I can still remember running under the massive pine trees, at Bryce Canyon National Park, which shielded the sky above our cabin, creating a pine scented umbrella, the ground coated in a thick, soft bed of yellow needles. I can still feel the pitch sticking to my hands, as I grabbed a hold of the rough, scale like, calloused bark, wrapping my arms around the wide trunks, in awe of their behemoth size.
It was ingrained in me at an early age, life is traveling. The world is too big a place to stay stagnant, and as such, I try and move as much as possible, with everyday a newfound experience. Exploration does not have to take you far from your doorstep, in fact, you may find the strangest things right in the town next door, or maybe right outside your home. I choose to make life about the adventure, to find the spots we might love, the moments that all seem so serendipitous, as we drive by the rest stop, on the narrow vacant highway, outside some rural village, to find the perfect sunset, the awe inspiring moment, the stars bursting in the sky like a phosphorescent light show dazzling in the stygian darkness.
I think you have figured out I love to travel. I do, and have, and always will, look for the places that the tourist does not think to go, and then try to make my way to that destination. There is some innate urge that pushes me to locations that seem exotic. Not exotic in the sense of sunnier southern climes, or lost tribes which National Geographic was once so famous for discovering, but instead exotic for us, the tourist. I will make it to Paris someday. London, of course. But in the meantime, travel with me through this blog, and I will take you to locations and events that may be right in your backyard, a few states away, or across the world, but I can guarantee you, these are not the places travel agencies would think of first, or even second, to send you.
When I am not traveling, or writing in my blog firefighterwithapen.com, I am working as a full-time firefighter paramedic in southern Maine. I am a graduate from the University of Southern Maine in Geography/Anthropology, and am fortunate enough to have received my masters degree in American New England Studies—now a member of an extinct and dying program, cut down in its prime. I cannot say I am a Mainer in the true sense, since I cannot lay claim to any kinship ties in Maine, or were even born here myself. I, like many residents, am a transplant, having relocated to this state inspired by its beauty, and trapped by Portland’s appealing nature. I will admit, right here, I am from New York, but don’t hold that against me. I do not, and never have, root for the Yankees. Really, I was a Mets fan, but no one cares about the Mets—and if you are a fan of the Mets, you understand exactly what I’m saying. I spent most of my formative years in a town called Cutchogue, on Long Island, spending many a hot humid summer in a row boat, on Haywater Cove, a small creek of which I was fortunate enough to live across.

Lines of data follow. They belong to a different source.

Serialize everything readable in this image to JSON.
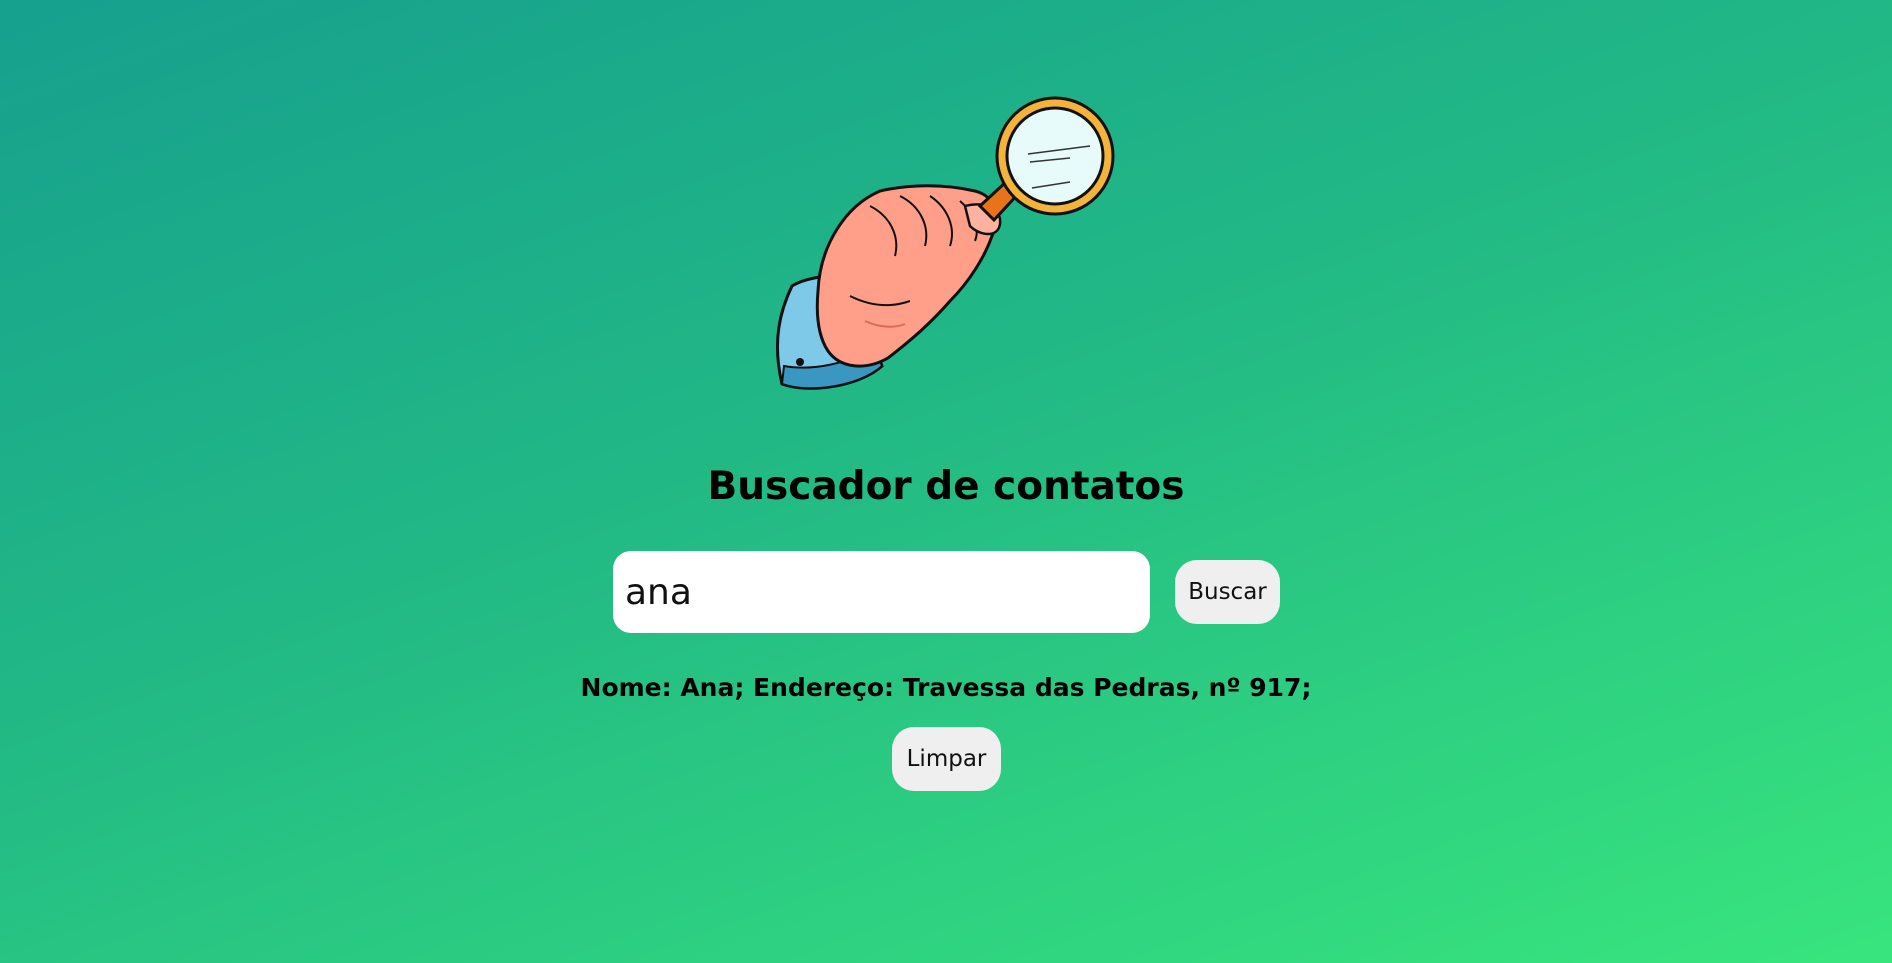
{
  "header": {
    "illustration_icon": "hand-holding-magnifying-glass-icon",
    "title": "Buscador de contatos"
  },
  "search": {
    "value": "ana",
    "button_label": "Buscar"
  },
  "result": {
    "text": "Nome: Ana; Endereço: Travessa das Pedras, nº 917;"
  },
  "actions": {
    "clear_label": "Limpar"
  },
  "colors": {
    "background_start": "#16a08e",
    "background_end": "#38e57d",
    "input_bg": "#ffffff",
    "button_bg": "#efefef"
  }
}
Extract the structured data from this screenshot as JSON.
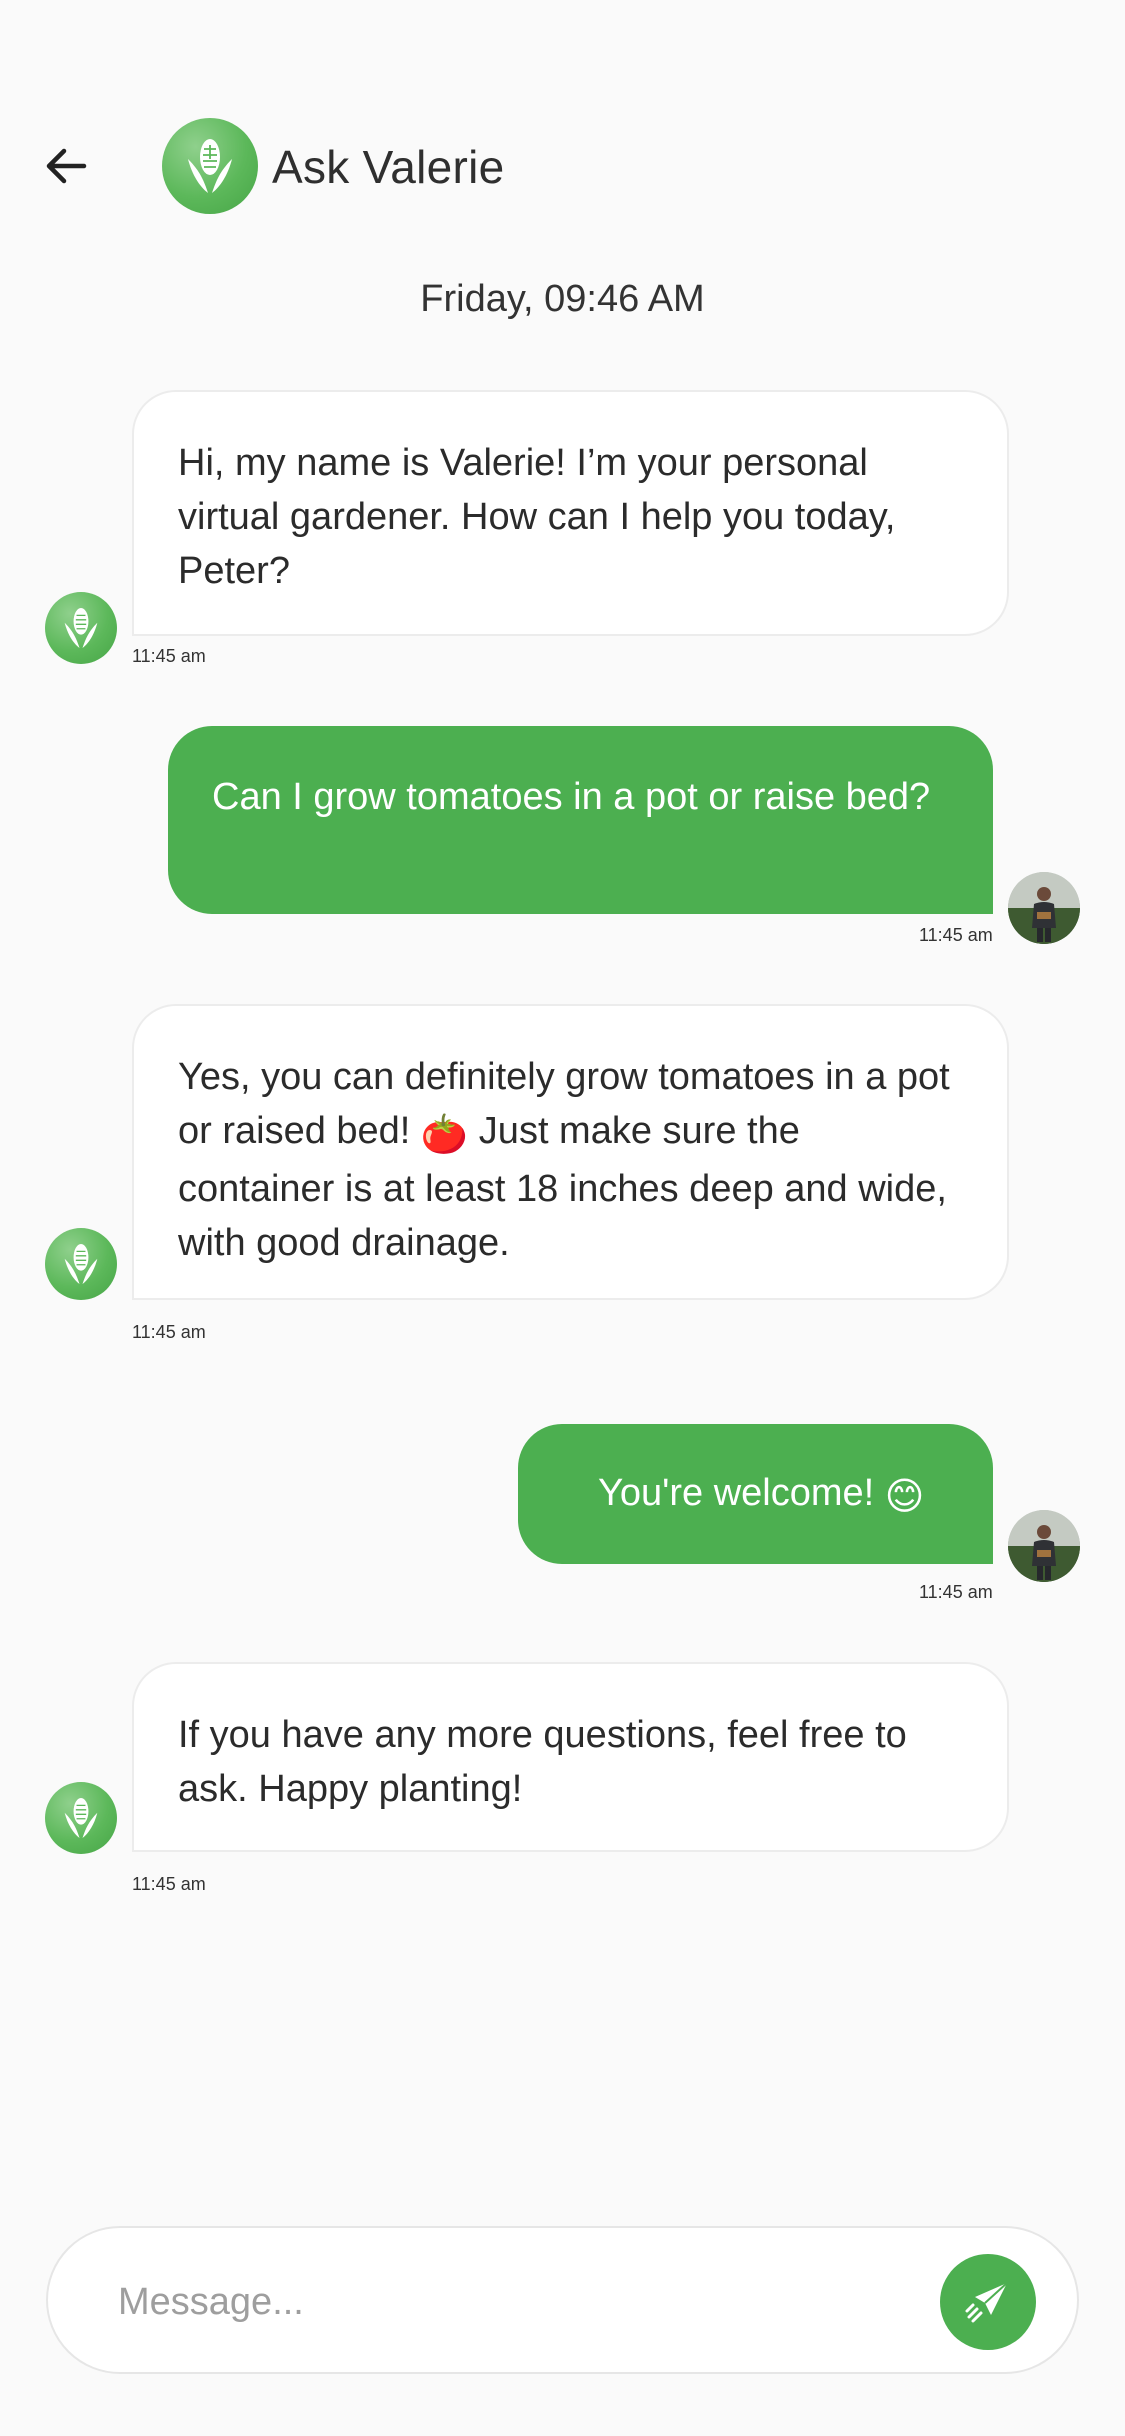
{
  "header": {
    "title": "Ask Valerie",
    "back_icon": "arrow-left-icon",
    "avatar_icon": "corn-icon"
  },
  "date_label": "Friday, 09:46 AM",
  "messages": [
    {
      "from": "bot",
      "text": "Hi, my name is Valerie! I’m your personal virtual gardener. How can I help you today, Peter?",
      "time": "11:45 am"
    },
    {
      "from": "user",
      "text": "Can I grow tomatoes in a pot or raise bed?",
      "time": "11:45 am"
    },
    {
      "from": "bot",
      "text_before": "Yes, you can definitely grow tomatoes in a pot or raised bed! ",
      "emoji": "🍅",
      "text_after": " Just make sure the container is at least 18 inches deep and wide, with good drainage.",
      "time": "11:45 am"
    },
    {
      "from": "user",
      "text": "You're welcome! ",
      "emoji": "😊",
      "time": "11:45 am"
    },
    {
      "from": "bot",
      "text": "If you have any more questions, feel free to ask. Happy planting!",
      "time": "11:45 am"
    }
  ],
  "composer": {
    "placeholder": "Message...",
    "value": "",
    "send_icon": "send-rocket-icon"
  },
  "colors": {
    "accent": "#4caf50",
    "background": "#fafafa",
    "bubble_in": "#ffffff"
  }
}
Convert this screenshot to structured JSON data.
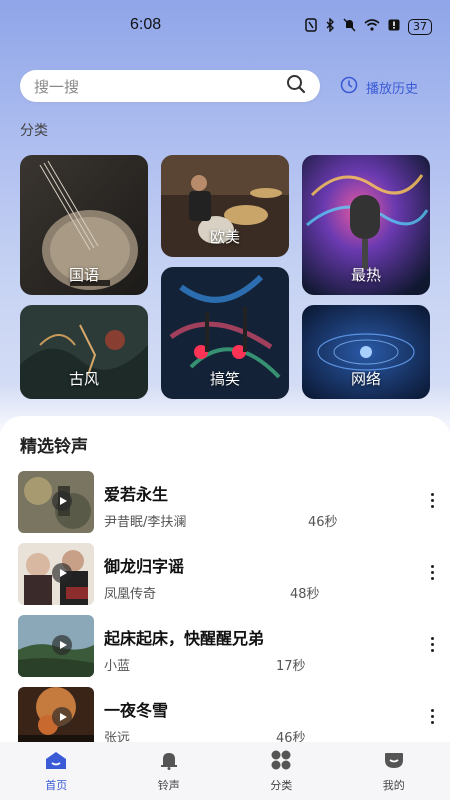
{
  "status": {
    "time": "6:08",
    "battery": "37"
  },
  "search": {
    "placeholder": "搜一搜",
    "history_label": "播放历史"
  },
  "categories_label": "分类",
  "categories": [
    {
      "label": "国语"
    },
    {
      "label": "欧美"
    },
    {
      "label": "最热"
    },
    {
      "label": "古风"
    },
    {
      "label": "搞笑"
    },
    {
      "label": "网络"
    }
  ],
  "featured": {
    "title": "精选铃声",
    "songs": [
      {
        "title": "爱若永生",
        "artist": "尹昔眠/李扶澜",
        "duration": "46秒"
      },
      {
        "title": "御龙归字谣",
        "artist": "凤凰传奇",
        "duration": "48秒"
      },
      {
        "title": "起床起床，快醒醒兄弟",
        "artist": "小蓝",
        "duration": "17秒"
      },
      {
        "title": "一夜冬雪",
        "artist": "张远",
        "duration": "46秒"
      }
    ]
  },
  "nav": [
    {
      "label": "首页",
      "icon": "home-icon"
    },
    {
      "label": "铃声",
      "icon": "bell-icon"
    },
    {
      "label": "分类",
      "icon": "grid-icon"
    },
    {
      "label": "我的",
      "icon": "profile-icon"
    }
  ],
  "colors": {
    "accent": "#3b5bd6"
  }
}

So that’s me. I write, I love the outdoors, and I have a passion for traveling. I look for the odd things to see, and look for any opportunity to find strange locations. I attempt to learn and understand the world through my journeys, and take a bit back with me, to gain a global sense. Travel with me, and I promise you won’t be bored. As Mark Twain said “Travel is fatal to prejudice, bigotry, and narrow-mindedness, and many of our people need it sorely on these accounts. Broad, wholesome, charitable views of men and things cannot be acquired by vegetating in one little corner of the earth all one’s lifetime.”
Alt taō besta